"A goddess that appears in Chinese mythology. Recognized as one of the sovereigns, she is said to have the head of a human and a body of a serpent. She is also known to be responsible for the creation of humanity, having created them from mud. legend tells that when one of the four pillars said to hold up the world broke, she repaired it. Furthermore, her colleague Fuxi is typically labeled as either her brother or her husband, depending on what version of her story is told."
—Shin Megami Tensei V lore
"Both God and his cronies continue to meddle in this realm and all to protect His will."
Nuwa is a frivolous mother goddess appearing by Shohei Yakumo's side. She worked alongside him since he was young to fulfill his worldview of a world devoid of demonic influences. The two share their Knowledge, making them qualify to fuse as Nahobino. She even says Yakumo is his "other half" and that they're inseparable.
Nuwa and the protagonist first cross paths during his search for Ichiro Dazai in Minato, Da'at, where she slayed the angel followers of Bethel stationed in the National Diet Building, with their decomposing corpses scattered upon his arrival. Assuming the protagonist is Bethel reinforcements that arrived far too late, she absorbed the Magatsuhi from the dead forces of Bethel, and transforms into a more demonic form, then attacks the protagonist. As the protagonist is starting to build an upper hand on her, Shohei's appearance axes their fight, but out on a whim, Nuwa asks Yakumo to spare the Nahobino.
She and Yakumo oppose Bethel, believing that demons have no place in human affairs: she refers to their supporters as "zealots," but condemns the side of chaos as well, finding them to be "opportunistic cretins" for the most part. As such, they oppose godhood as a whole, and as such, are determined to destroy the throne, in opposition to the rest of the ideals that present a variant of how godhood will govern.
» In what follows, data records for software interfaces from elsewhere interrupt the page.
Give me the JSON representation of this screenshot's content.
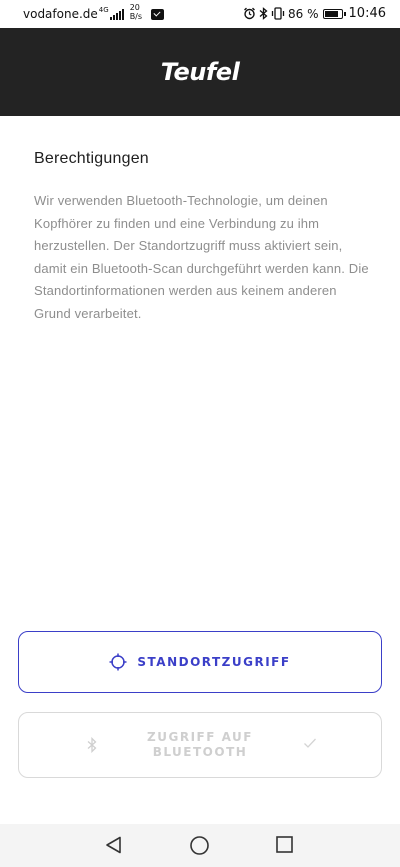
{
  "status_bar": {
    "carrier": "vodafone.de",
    "network": "4G",
    "speed_value": "20",
    "speed_unit": "B/s",
    "alarm_icon": "alarm-icon",
    "bluetooth_icon": "bluetooth-icon",
    "vibrate_icon": "vibrate-icon",
    "battery_percent": "86 %",
    "battery_level": 0.86,
    "time": "10:46"
  },
  "header": {
    "brand": "Teufel",
    "background_color": "#232323"
  },
  "main": {
    "title": "Berechtigungen",
    "description": "Wir verwenden Bluetooth-Technologie, um deinen Kopfhörer zu finden und eine Verbindung zu ihm herzustellen. Der Standortzugriff muss aktiviert sein, damit ein Bluetooth-Scan durchgeführt werden kann. Die Standortinformationen werden aus keinem anderen Grund verarbeitet."
  },
  "buttons": {
    "location": {
      "label": "STANDORTZUGRIFF",
      "icon": "location-target-icon",
      "accent_color": "#3b3fc8"
    },
    "bluetooth": {
      "label": "ZUGRIFF AUF BLUETOOTH",
      "icon": "bluetooth-icon",
      "status_icon": "check-icon",
      "enabled": false
    }
  },
  "nav_bar": {
    "back_icon": "back-triangle-icon",
    "home_icon": "home-circle-icon",
    "recent_icon": "recent-square-icon"
  }
}
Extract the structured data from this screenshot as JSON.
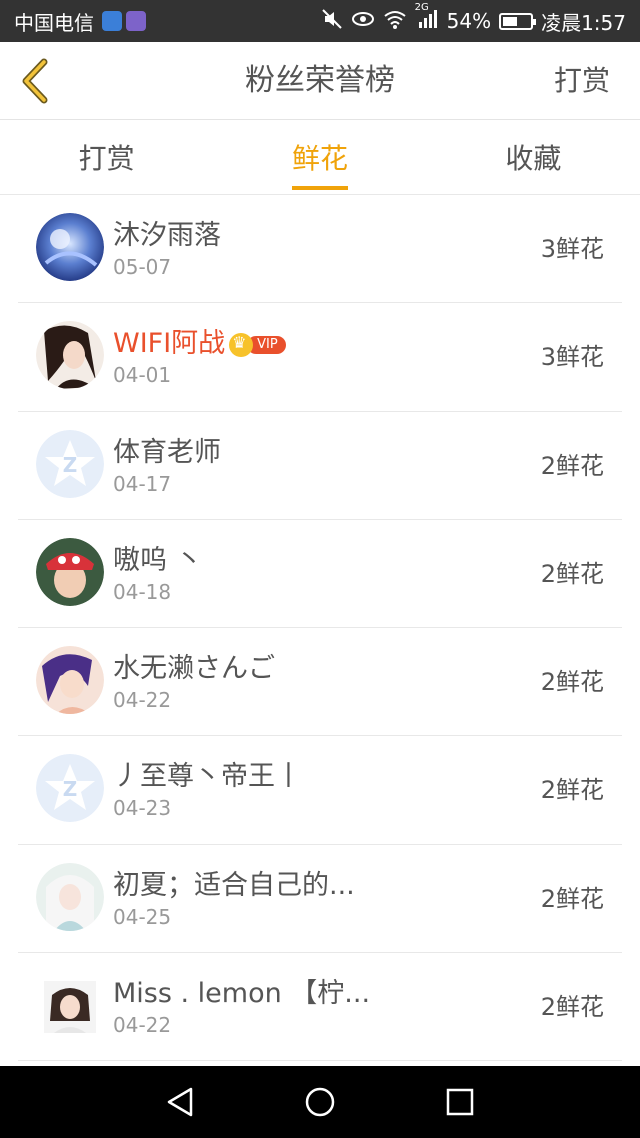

If the protagonist chooses to destroy the throne, Yakumo will be killed by Abdiel and Nuwa mourns for him before leaving. However, if the protagonist decides to uphold Abdiel or Tsukuyomi's ideals, she will act as the penultimate boss next to the throne, having been fused with Yakumo into a Nahobino resembling a massive, human-faced dragon. This is always followed by Lucifer, since he cannot fight the protagonist if he destroys the throne.
If the protagonist sides with her and Yakumo after several requirements are achieved, Nuwa reappears after the protagonist kills Abdiel and tell him that her actual goal was not to merely destroy the throne and instead break the cycle by removing all demonic and Godly influences in the world. After defeating Tsukuyomi, he might then also opt to restore Tokyo back to its normal state devoid of demonic influences. If so, then he has to fight Lucifer and take the throne, barring Tokyo permanently from all Demonic influences and undoing the deaths of all his human classmates. However, he himself manifests as a second entity, watching his human self from afar.
In an interview with Masayuki Doi on Shin Megami Tensei V, he stated that Nuwa was the "most popular demon in the office," as well as that people there love her demeanor and behavior, with some saying she's "almost like a protagonist herself."
Doi states that the clothes she wears are based on a different period of Chinese history. Her dress and headdress resemble those depicted in Court Ladies Wearing Flowered Headdresses (簪花仕女圖), a work of art attributed to Zhou Fang, an artist who worked during the reign of the Tang dynasty (618-907).
While Nuwa was usually described and depicted as partially serpentine in classical sources, she is often depicted with human legs in modern art, for example in the Ping Sien Si temple in Malaysia and in many works of contemporary Chinese popular culture.